It is not one thing, its another. Paul Mazruskys new movie, " An Unmarried Woman," suffers from a failure to let the heroine speak her mind in so many well-chosen words in the closing moments. Satyajit Ray's new film. The Chess Players, now in its first American theatrical engagement at the K-B Janus 2, risks a complaint of stuffiness through a preponderance of well-chosen word, spoken in both English and Urdu.
The setting is Lucknow, the capital of the old Moslem state of Oudh (now Utter Pradesh), in 1856, as the British East India Company prepares to eliminate the last vestiges of political independence on the subcontinent. The military resident, Gen. Outram, a Scotsman played by Richard Attenborough, is instructed to demand the abdication of the hereditary ruler, Nawab Wajid Ali Shah.
The demand seems at once imperious and insensitve. The British have effective control of the region. In his confrontation with Gen. Outram the saddened but uncombative Wajid accuses the British quite plausibly of doing little to help reform the political and administrative chaos he's held responsible for. Pampered and esthetic, preoccupied with the composition of poetry and music, Wajid is arguably a political disgrace, but he appears as harmless as Ludwig of Bavaria.
Whatever the pretext, his removal amounts to a blunt usurpation of power. Although Wajid acquiesced - and lived out his life in luxurious, artistically productive exile in Calcutta - the British made trouble for themselves. Deposing Wajid was one cause behind the Sepoy Rebellion in 1857.
Ray dramatizes the story of Wajid's abdiction in conjunction with the story of how two indolent noblemen of Lucknow, sanjeer Kumar as Mirza and Saaed Jaffrey as Meer, nearly come to grief while pursuing their only interest, chess. The British succeed in forcing a king to resign without a shot being fired. The only shot fired in anger occurs when Mirza and Meer get riled at each other in the course of a chess game.
It's almost too easy to perceive the correspondences between the big story and little story.
The little story is more amusing to watch, in part because Kumar and Jaffrey, who was cast as Billy Fish, the Gurkha subaltern, in "The Man Who Would Be King," are so entertaining and convincing in the roles of charming wastrels. The big story, however, is also burdened with a larger share of historical scene-setting and exposition. As capable as Attenborough and Amzad Khan prove to be in the roles of the public antagonists, Outram and Wajid, their material remains stilted.

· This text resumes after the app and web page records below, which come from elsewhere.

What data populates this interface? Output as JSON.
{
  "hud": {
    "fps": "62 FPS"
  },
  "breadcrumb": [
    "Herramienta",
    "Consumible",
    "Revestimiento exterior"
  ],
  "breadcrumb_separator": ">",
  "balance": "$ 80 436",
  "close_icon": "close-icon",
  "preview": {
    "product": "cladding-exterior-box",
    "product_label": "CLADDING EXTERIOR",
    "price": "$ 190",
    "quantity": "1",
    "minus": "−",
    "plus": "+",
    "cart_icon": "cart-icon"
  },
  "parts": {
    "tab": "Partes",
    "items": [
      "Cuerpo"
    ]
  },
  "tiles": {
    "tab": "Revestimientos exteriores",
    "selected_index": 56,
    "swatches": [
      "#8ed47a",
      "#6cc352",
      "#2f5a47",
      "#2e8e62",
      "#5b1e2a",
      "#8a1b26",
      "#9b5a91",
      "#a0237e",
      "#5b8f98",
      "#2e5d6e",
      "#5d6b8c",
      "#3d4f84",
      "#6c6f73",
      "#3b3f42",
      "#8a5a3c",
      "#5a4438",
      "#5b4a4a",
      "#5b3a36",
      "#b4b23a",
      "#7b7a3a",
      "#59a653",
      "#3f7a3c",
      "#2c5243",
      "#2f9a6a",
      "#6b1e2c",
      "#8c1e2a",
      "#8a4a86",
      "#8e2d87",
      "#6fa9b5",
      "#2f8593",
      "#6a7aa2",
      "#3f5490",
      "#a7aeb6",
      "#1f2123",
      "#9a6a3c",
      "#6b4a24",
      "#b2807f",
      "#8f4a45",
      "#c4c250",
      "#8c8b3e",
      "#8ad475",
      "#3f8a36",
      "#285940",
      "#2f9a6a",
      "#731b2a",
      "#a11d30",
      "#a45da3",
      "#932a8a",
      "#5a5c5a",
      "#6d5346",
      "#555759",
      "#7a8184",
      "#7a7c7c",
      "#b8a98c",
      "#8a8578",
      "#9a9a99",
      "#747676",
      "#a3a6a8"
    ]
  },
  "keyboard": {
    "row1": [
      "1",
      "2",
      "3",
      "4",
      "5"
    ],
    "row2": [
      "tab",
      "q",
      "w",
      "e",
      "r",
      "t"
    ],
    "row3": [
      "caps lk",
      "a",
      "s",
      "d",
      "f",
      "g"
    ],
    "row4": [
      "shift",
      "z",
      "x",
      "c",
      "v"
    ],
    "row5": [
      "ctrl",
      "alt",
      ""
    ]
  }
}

Kumar and Jaffrey create a marvelous tragicomic impression of a ruling class in complacent, ijrreversible decline. Only two generations removed from an illustrious warrior class, their characters are elegant softies, spoiled beyond reform but too endearing and childlike to despise. They are even less cut out for political struggle and opposition than their monarch.
They epitomize civilzed behavior at its most obsolete and ineffectual. One of the ironies of the story is that even their form of chess, the original Persian game, is being supplanted by a British variant, designed to loosen things up in the interest of more aggressive play, Mirza and Meer prefer the more sedate, traditional game.
Mirza can't be distracted by a wife craving sexual attention. Meer can't even recognize his wife's indiscretions.
These week, self-indulgent aristocrats share affinities with many of the male characters in Ray movies. Their weakness takes on the dimensions of a national, mythic chracter flaw, perhaps fostered by British imperialism but outlasting it, in the same respect that violent or restless urges persist in Americans long after the close of frontier period.
Like Ridley Scott in "The Duellists," Ray gets a lot of expressive mileage out of the limited budget at his command. He posseses what many overindulged Hollywood filmmakers often lack: a view of history. "The Chess Players" is a little formal and static, but it's enriched by the comprehension of an exceptional film artist, who perceives clearly what this historical parable signifies for his country and his compatriots.